Today, I lost a client. Then, heard my (wonderful) doctor say, “I wish there was more I could do for you.” Then, after pushing myself to work more, a phone call from a publicist turned into concern over a story I particularly loved that the interviewee was unhappy with. Then, I got home to find out a part of my living room ceiling was all over the couch and floor. (The cat was miraculously alive, unscathed, and blase about it.) Mom helped me cleaned plaster from every crack for two hours. I cleaned for two more.
At midnight, I spent thirty minutes watching YouTube videos about this month’s numerology forecast and writing down pro and con lists of today’s events. Specifically, turning the con’s into pros: Losing the client means I can open space for a new one. My doctor can’t do more for me – but he does so much already, and he cares. The altercation with the unhappy chef is a lesson in humility.

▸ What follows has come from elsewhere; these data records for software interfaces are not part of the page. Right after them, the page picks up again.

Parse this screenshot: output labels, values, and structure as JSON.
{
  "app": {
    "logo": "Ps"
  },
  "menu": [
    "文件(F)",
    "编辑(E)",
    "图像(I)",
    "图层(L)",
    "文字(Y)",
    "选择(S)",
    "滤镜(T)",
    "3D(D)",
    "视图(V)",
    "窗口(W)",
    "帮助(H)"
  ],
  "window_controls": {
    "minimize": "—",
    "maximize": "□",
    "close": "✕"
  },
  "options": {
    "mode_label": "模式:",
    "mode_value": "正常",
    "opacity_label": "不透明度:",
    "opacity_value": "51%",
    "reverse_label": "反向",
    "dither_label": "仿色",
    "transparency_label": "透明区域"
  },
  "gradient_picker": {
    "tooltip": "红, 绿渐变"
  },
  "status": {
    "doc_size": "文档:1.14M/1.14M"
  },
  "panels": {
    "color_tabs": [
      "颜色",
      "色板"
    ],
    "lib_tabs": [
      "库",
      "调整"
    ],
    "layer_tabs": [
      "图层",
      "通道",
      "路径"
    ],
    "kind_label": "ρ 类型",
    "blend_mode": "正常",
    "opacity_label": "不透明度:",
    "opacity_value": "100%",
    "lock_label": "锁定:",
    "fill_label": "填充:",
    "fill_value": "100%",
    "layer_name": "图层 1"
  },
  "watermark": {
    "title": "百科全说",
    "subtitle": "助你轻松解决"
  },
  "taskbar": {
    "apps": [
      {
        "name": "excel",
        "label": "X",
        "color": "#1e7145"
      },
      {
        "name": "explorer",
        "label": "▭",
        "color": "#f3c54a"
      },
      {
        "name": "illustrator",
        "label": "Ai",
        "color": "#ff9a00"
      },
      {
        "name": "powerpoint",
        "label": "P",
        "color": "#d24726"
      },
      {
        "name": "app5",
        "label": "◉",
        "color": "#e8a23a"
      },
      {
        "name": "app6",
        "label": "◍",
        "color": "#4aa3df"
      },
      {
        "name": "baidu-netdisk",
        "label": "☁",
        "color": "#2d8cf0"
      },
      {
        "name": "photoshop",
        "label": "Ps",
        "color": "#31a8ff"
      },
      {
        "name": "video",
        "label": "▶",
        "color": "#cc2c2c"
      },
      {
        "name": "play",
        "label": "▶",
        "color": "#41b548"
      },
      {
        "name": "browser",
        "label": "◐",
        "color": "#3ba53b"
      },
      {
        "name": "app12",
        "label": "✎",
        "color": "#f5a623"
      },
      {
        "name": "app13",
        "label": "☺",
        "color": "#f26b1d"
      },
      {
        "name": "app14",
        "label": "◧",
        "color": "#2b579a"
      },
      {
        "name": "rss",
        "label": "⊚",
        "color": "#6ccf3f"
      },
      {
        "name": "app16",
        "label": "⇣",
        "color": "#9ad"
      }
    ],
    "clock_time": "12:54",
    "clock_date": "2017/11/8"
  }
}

The collapsed ceiling gave me more time with my mom and gratitude for the safety of those around me.
And when I thought back on the last few days, everything looked a bit rosier.
Hypnotherapy with Iris Higgins today. She really is remarkable.
Conclusions my subconscious told me quite clearly:
- Have the conversation I’m afraid to have.
- Force myself to have entirely off days, in nature. Do it, or else I’ll cripple even further. Even if that means drugging myself up so that I can lay under a tree for a day with nothing but headphones and, a book, sunglasses, and water.
- Allow myself to go off of social media for a bit (I’ve felt self-pressure to be more active being of this project, the book, etc. But even if I just go off for a week, that’s okay. I need the time.)
- When it comes to “what do I need to look for?” People. Good people. In regard to the client I lost, or endings and forced changes of focus that have been bursting lately, I should look for good people to fill the space. Instead of thinking of the client, I should think of the editor. Or who I want to work or spend time with. The people. Not the publication.